Dan, I should preface this by saying I don't substantially disagree with you, I just work differently and want to show how and why.
The beauty here is that you have the same pattern of classname.transcribe_value(value) to use whatever binary format you want. And that's a static method because it doesn't need a class or instance for context - it just transcribes the data.
IMO, m.f has less cognitive load than m.X.f, at their definitions and at call sites. Full disclosure: I consider most of Object Oriented Programming to be extraneous cognitive noise.
Whereas I use OOP a lot. Hugely.
Maybe what I needed early on was a good example of a large, well designed OO piece of software to use as a role model. But the large non-OO systems seemed to be much better (in any number of ways, and please don't mistake me for implying that all non-OO systems are good) than the large OO ones. My habits and opinions are certainly shaped from my experience.
Namespaces are one honking great idea. I¹ have modules, you¹ have classes. We¹ build software. Vive la différence! :-)
In other languages (*cough* Java *cough*), there are no functions outside of classes, and static methods fill that role.
Aye. I agree that is an example where static methods exist for language definition reasons instead of functionality. OTOH, the language design is deliberately like that to force encapsulation as a universal approach, which has its own benefits in terms of side effect limitation and code grouping, so there's an ulterior purpose there.

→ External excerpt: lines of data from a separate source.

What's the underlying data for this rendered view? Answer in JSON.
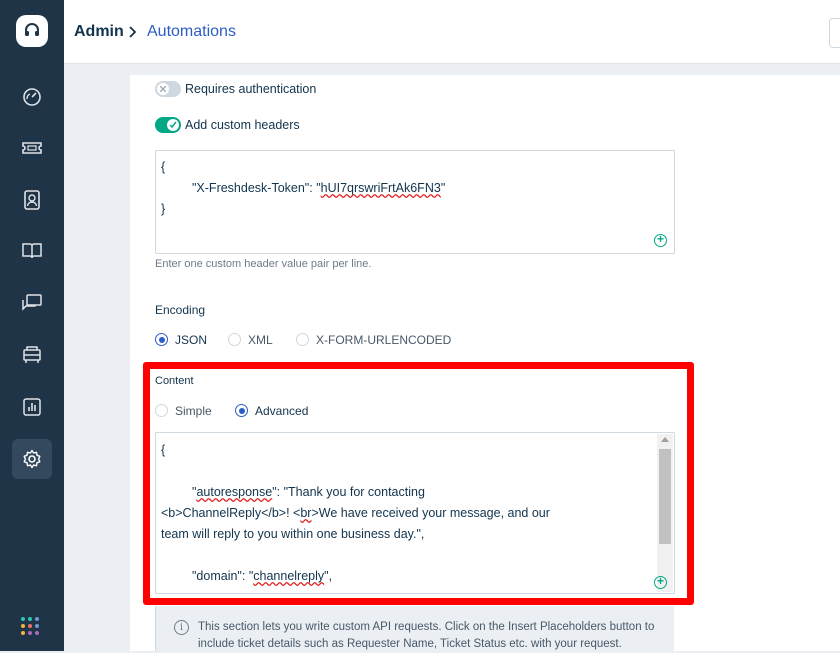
{
  "sidebar": {
    "logo_icon": "headset-icon",
    "items": [
      {
        "icon": "dashboard-icon"
      },
      {
        "icon": "ticket-icon"
      },
      {
        "icon": "contacts-icon"
      },
      {
        "icon": "solutions-book-icon"
      },
      {
        "icon": "discussions-icon"
      },
      {
        "icon": "assets-icon"
      },
      {
        "icon": "reports-icon"
      },
      {
        "icon": "gear-icon",
        "active": true
      }
    ],
    "apps_icon": "apps-grid-icon"
  },
  "breadcrumb": {
    "root": "Admin",
    "current": "Automations"
  },
  "auth": {
    "requires_auth_label": "Requires authentication",
    "requires_auth_on": false,
    "custom_headers_label": "Add custom headers",
    "custom_headers_on": true
  },
  "headers_box": {
    "line1": "{",
    "line2_key": "\"X-Freshdesk-Token\": \"",
    "line2_token": "hUI7qrswriFrtAk6FN3",
    "line2_end": "\"",
    "line3": "}",
    "hint": "Enter one custom header value pair per line."
  },
  "encoding": {
    "label": "Encoding",
    "options": [
      "JSON",
      "XML",
      "X-FORM-URLENCODED"
    ],
    "selected": "JSON"
  },
  "content": {
    "label": "Content",
    "modes": [
      "Simple",
      "Advanced"
    ],
    "selected": "Advanced",
    "code": {
      "open": "{",
      "l1_a": "\"",
      "l1_key": "autoresponse",
      "l1_b": "\": \"Thank you for contacting",
      "l2_a": "<b>ChannelReply</b>! <",
      "l2_br": "br",
      "l2_b": ">We have received your message, and our",
      "l3": "team will reply to you within one business day.\",",
      "l4_a": "\"domain\": \"",
      "l4_val": "channelreply",
      "l4_b": "\","
    }
  },
  "info": {
    "text": "This section lets you write custom API requests. Click on the Insert Placeholders button to include ticket details such as Requester Name, Ticket Status etc. with your request."
  },
  "colors": {
    "sidebar_bg": "#1f3447",
    "accent_green": "#00a886",
    "accent_blue": "#2c5cc5",
    "highlight_red": "#ff0000"
  }
}
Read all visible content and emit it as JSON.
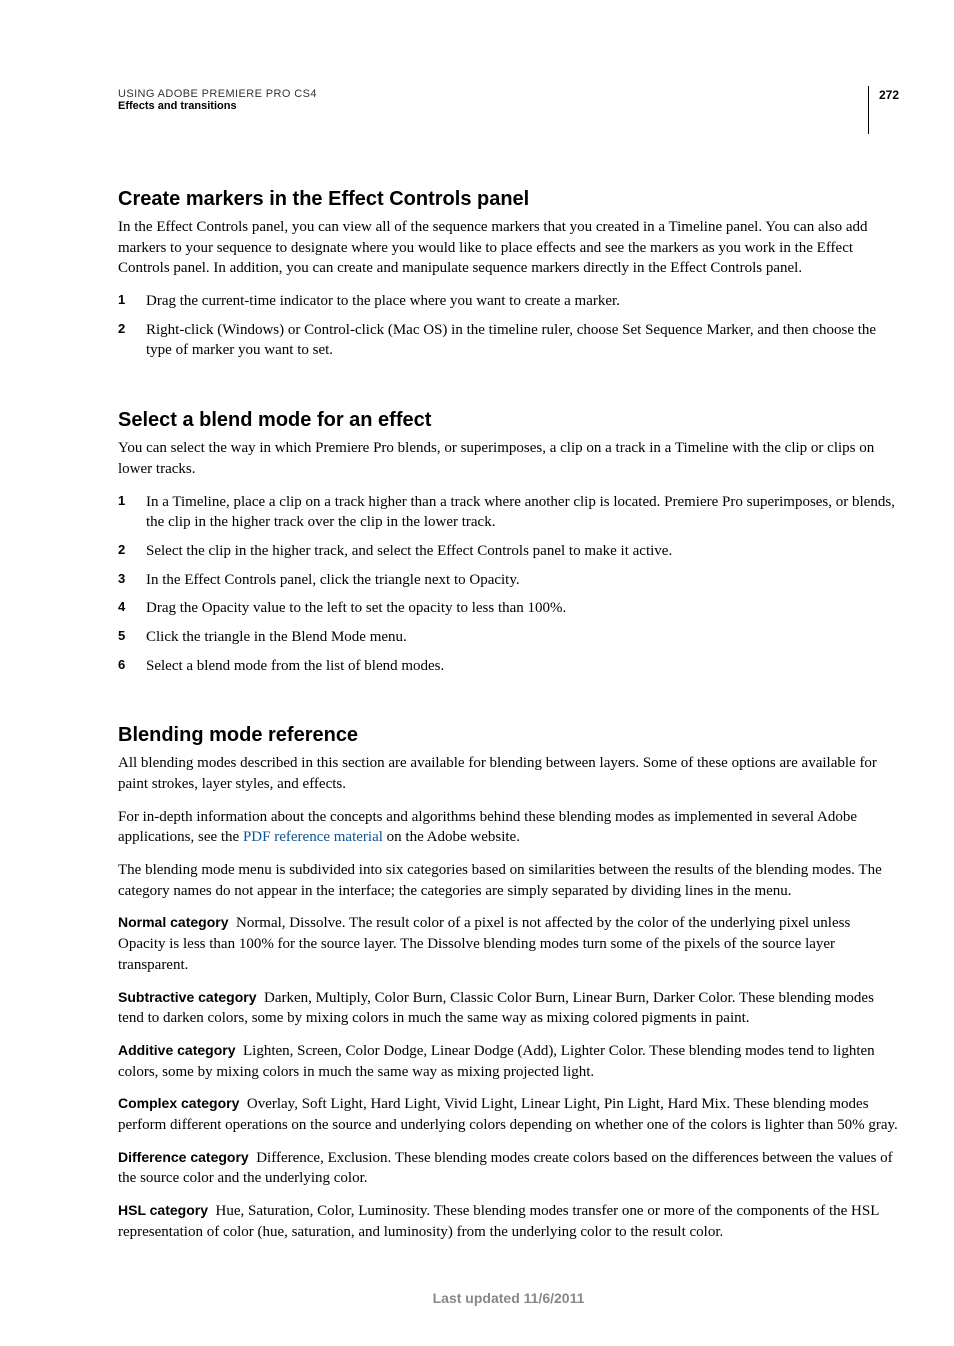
{
  "header": {
    "title": "USING ADOBE PREMIERE PRO CS4",
    "subtitle": "Effects and transitions",
    "page_number": "272"
  },
  "section1": {
    "heading": "Create markers in the Effect Controls panel",
    "intro": "In the Effect Controls panel, you can view all of the sequence markers that you created in a Timeline panel. You can also add markers to your sequence to designate where you would like to place effects and see the markers as you work in the Effect Controls panel. In addition, you can create and manipulate sequence markers directly in the Effect Controls panel.",
    "steps": [
      "Drag the current-time indicator to the place where you want to create a marker.",
      "Right-click (Windows) or Control-click (Mac OS) in the timeline ruler, choose Set Sequence Marker, and then choose the type of marker you want to set."
    ]
  },
  "section2": {
    "heading": "Select a blend mode for an effect",
    "intro": "You can select the way in which Premiere Pro blends, or superimposes, a clip on a track in a Timeline with the clip or clips on lower tracks.",
    "steps": [
      "In a Timeline, place a clip on a track higher than a track where another clip is located. Premiere Pro superimposes, or blends, the clip in the higher track over the clip in the lower track.",
      "Select the clip in the higher track, and select the Effect Controls panel to make it active.",
      "In the Effect Controls panel, click the triangle next to Opacity.",
      "Drag the Opacity value to the left to set the opacity to less than 100%.",
      "Click the triangle in the Blend Mode menu.",
      "Select a blend mode from the list of blend modes."
    ]
  },
  "section3": {
    "heading": "Blending mode reference",
    "p1": "All blending modes described in this section are available for blending between layers. Some of these options are available for paint strokes, layer styles, and effects.",
    "p2_before": "For in-depth information about the concepts and algorithms behind these blending modes as implemented in several Adobe applications, see the ",
    "p2_link": "PDF reference material",
    "p2_after": " on the Adobe website.",
    "p3": "The blending mode menu is subdivided into six categories based on similarities between the results of the blending modes. The category names do not appear in the interface; the categories are simply separated by dividing lines in the menu.",
    "categories": [
      {
        "label": "Normal category",
        "body": "Normal, Dissolve. The result color of a pixel is not affected by the color of the underlying pixel unless Opacity is less than 100% for the source layer. The Dissolve blending modes turn some of the pixels of the source layer transparent."
      },
      {
        "label": "Subtractive category",
        "body": "Darken, Multiply, Color Burn, Classic Color Burn, Linear Burn, Darker Color. These blending modes tend to darken colors, some by mixing colors in much the same way as mixing colored pigments in paint."
      },
      {
        "label": "Additive category",
        "body": "Lighten, Screen, Color Dodge, Linear Dodge (Add), Lighter Color. These blending modes tend to lighten colors, some by mixing colors in much the same way as mixing projected light."
      },
      {
        "label": "Complex category",
        "body": "Overlay, Soft Light, Hard Light, Vivid Light, Linear Light, Pin Light, Hard Mix. These blending modes perform different operations on the source and underlying colors depending on whether one of the colors is lighter than 50% gray."
      },
      {
        "label": "Difference category",
        "body": "Difference, Exclusion. These blending modes create colors based on the differences between the values of the source color and the underlying color."
      },
      {
        "label": "HSL category",
        "body": "Hue, Saturation, Color, Luminosity. These blending modes transfer one or more of the components of the HSL representation of color (hue, saturation, and luminosity) from the underlying color to the result color."
      }
    ]
  },
  "footer": "Last updated 11/6/2011"
}
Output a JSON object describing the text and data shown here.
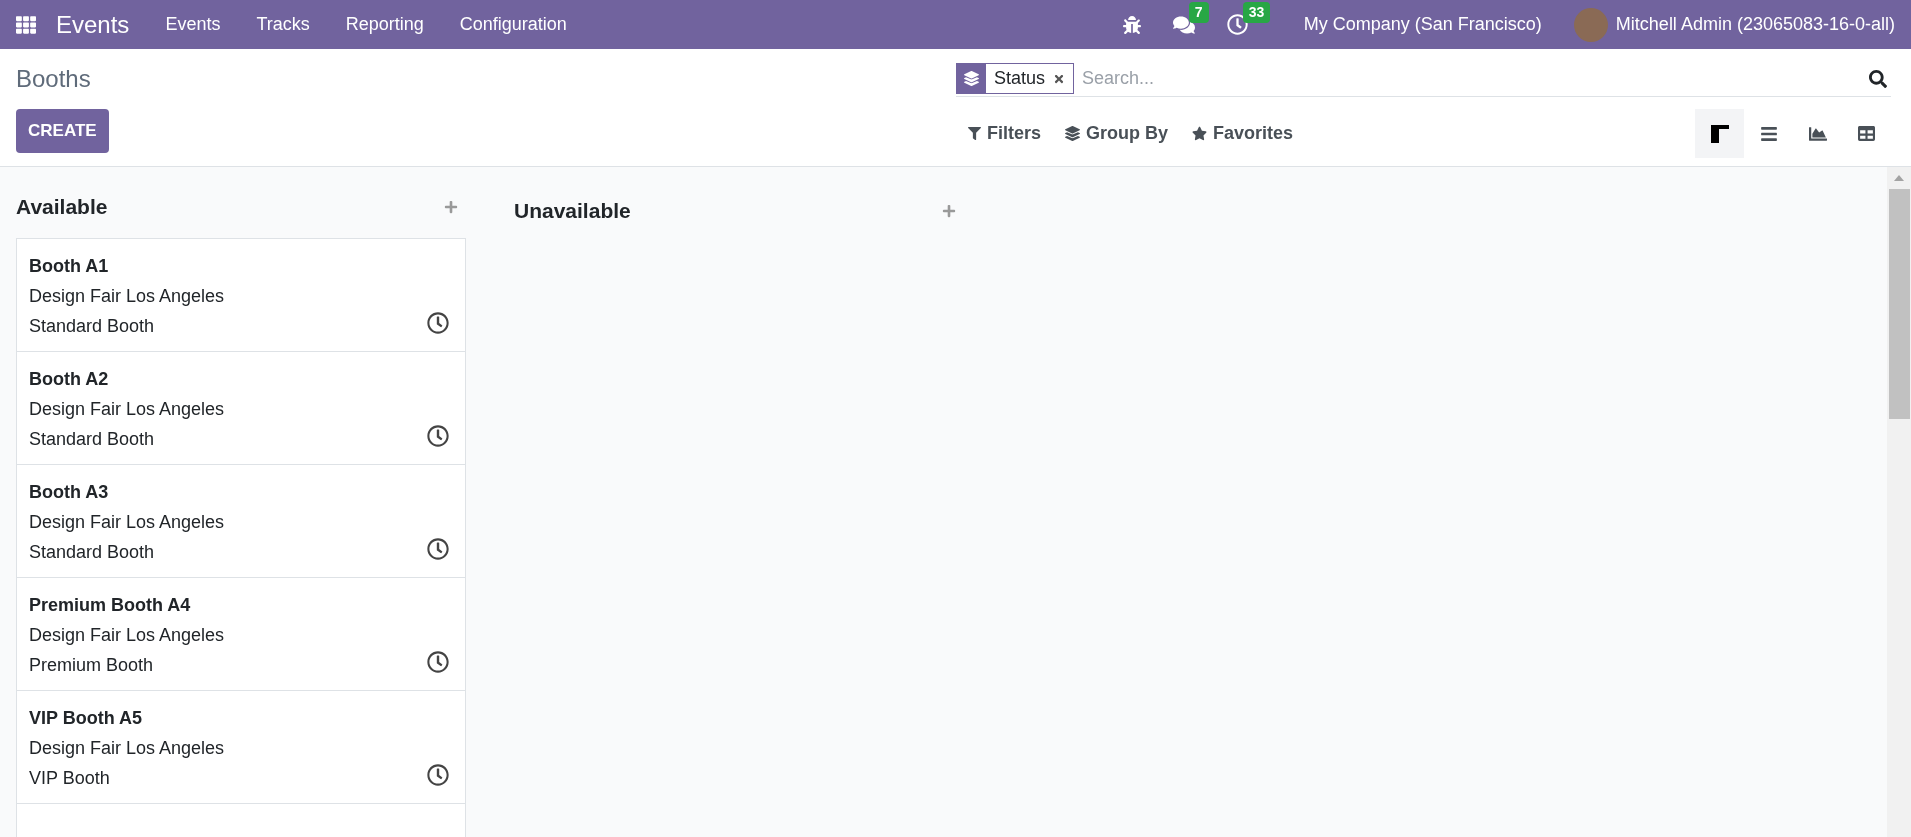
{
  "navbar": {
    "app_name": "Events",
    "menu": [
      "Events",
      "Tracks",
      "Reporting",
      "Configuration"
    ],
    "messages_count": "7",
    "activities_count": "33",
    "company": "My Company (San Francisco)",
    "user": "Mitchell Admin (23065083-16-0-all)"
  },
  "control_panel": {
    "title": "Booths",
    "create_label": "CREATE",
    "search": {
      "facet": "Status",
      "placeholder": "Search..."
    },
    "filters": [
      {
        "kind": "filter",
        "label": "Filters"
      },
      {
        "kind": "groupby",
        "label": "Group By"
      },
      {
        "kind": "favorites",
        "label": "Favorites"
      }
    ],
    "views": [
      {
        "kind": "kanban",
        "selected": true
      },
      {
        "kind": "list",
        "selected": false
      },
      {
        "kind": "graph",
        "selected": false
      },
      {
        "kind": "pivot",
        "selected": false
      }
    ]
  },
  "columns": [
    {
      "title": "Available",
      "cards": [
        {
          "name": "Booth A1",
          "event": "Design Fair Los Angeles",
          "category": "Standard Booth"
        },
        {
          "name": "Booth A2",
          "event": "Design Fair Los Angeles",
          "category": "Standard Booth"
        },
        {
          "name": "Booth A3",
          "event": "Design Fair Los Angeles",
          "category": "Standard Booth"
        },
        {
          "name": "Premium Booth A4",
          "event": "Design Fair Los Angeles",
          "category": "Premium Booth"
        },
        {
          "name": "VIP Booth A5",
          "event": "Design Fair Los Angeles",
          "category": "VIP Booth"
        }
      ],
      "more_cards": true
    },
    {
      "title": "Unavailable"
    }
  ]
}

Encapsulation is a good thing, OO or otherwise. Unless, of course, the code is behind an HTTP server and I can't see it from the outside.
¹ in the generic sense of the pronoun